If I had to describe him in a sentence alone, I would describe D as a beautiful Greek tragedy. He’s a tragic guy. I don’t know if you’ve ever come across somebody who is incredibly unlucky and they were born into a circumstance that was incredibly tragic, so when we first meet D the only person we know that loves him is his brother. It forges the question about what happened to his mum and dad? So, I would describe him as a great tragic hero, one that we root for because we know that he’s got a heart. It’s almost like a lot of young people these days that are caught up in certain lifestyles- something bad happens and you cant even let it go-they’ve still got that trauma. And that’s why I think Yardi relates to young audiences as well. For a lot of young men- and women but especially for a lot of young men, letting it go is not an option. So, I’d describe him as a ‘great tragic hero.’

Let’s discuss a bit about Idris Elba, so he made his director debut on this film. How was it like to work with him and is he as chilled as he seems?

Idris is very chill. That’s a good adjective to describe him. He’s a very chill guy. He’s quite reserved naturally but a great collaborator. He gave me this part two years before we actually got on set and I happened to be on the flight with him from London to Los Angeles by accident and he had watched me in the film [The Maze runner] and said he wanted to offer me this part of D in Yardie so that’s how it happened. He gave me the opportunity then trusted I’d do the work. He set the parameters of what he wanted and then trusted- and that’s one of the things I admire about him. He’s defiantly a gentle soul. Its very interesting to be someone that’s so famous and known but to be shy and quite gentle especially as a big, tall, large figure.

You got your offer for this film when you were in the lift and plane with Idris. If you were stuck in the lift with 1 cast member for about 5 hours- who would you want it to be?

Erm, I’m the closest to Shantol Jackson so it’ll probably be Shantol because we’d sit and just talk about the memories of the movie and would laugh and catch joke. None of the mandem, we’d be like bruv man, stop farting. We’d start fighting [laughs]

So, in terms of feedback, what would you say to the people who say “Why isn’t the lead a Jamaican actor when you’re supposed to be depicting a Jamaican mans life and struggles”

Other than being the best actor in the world. LOL. [laughs] I am Jamaican. Listen, I played a Kenyan in Sense8. I play Americans all the time and if I couldn’t play Americans then I wouldn’t even have the career that I have. So, I don’t really subscribe to that at all. We are the sum of everything- all of us! We are the sum of all experiences, so I think its important to know that as long as someone plays it authentically and really has a sense of responsibility and desire to portray something, sometimes it’s even better when they’re not exactly from there.

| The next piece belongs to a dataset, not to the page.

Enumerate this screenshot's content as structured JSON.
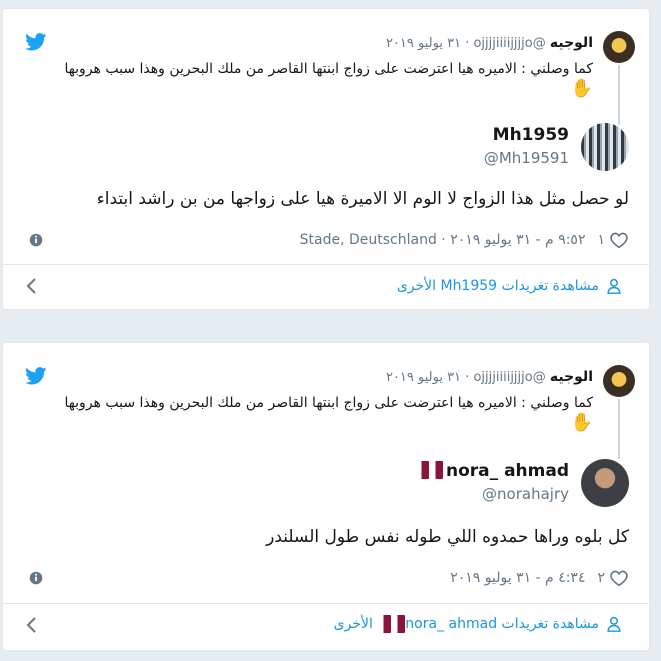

Last month you went paragliding in South Africa which looked amazing. What’s next for you to tick off your bucket list?

I want to go to the moon! Its possible. I want to get out of Earth- that would be amazing. Before I die I want to see Gods work. It’ll be very scary but I’m up for it!

What advice would you give to young actors that are looking for their big break?

You never know when your big break is going to come. It could come tomorrow, or it could be a series of different breaks that lead to a big break. Focus on your craft, study people you admire and have a plan of action of how you can possibly navigate your way through this career. Have resilience! One thing this particular business does as an actor is, it kicks you down for a living and you have to stand back up. In acting and entertainment, you’re in front of everybody so if you get kicked down its publicly.

Blacpire’s Mayo Egbo sitting with Aml

Blacpire’s Mayo Egbo sitting with Aml

YARDIE is out on digital download from 24th December, and on Blu-ray DVD from 26th December.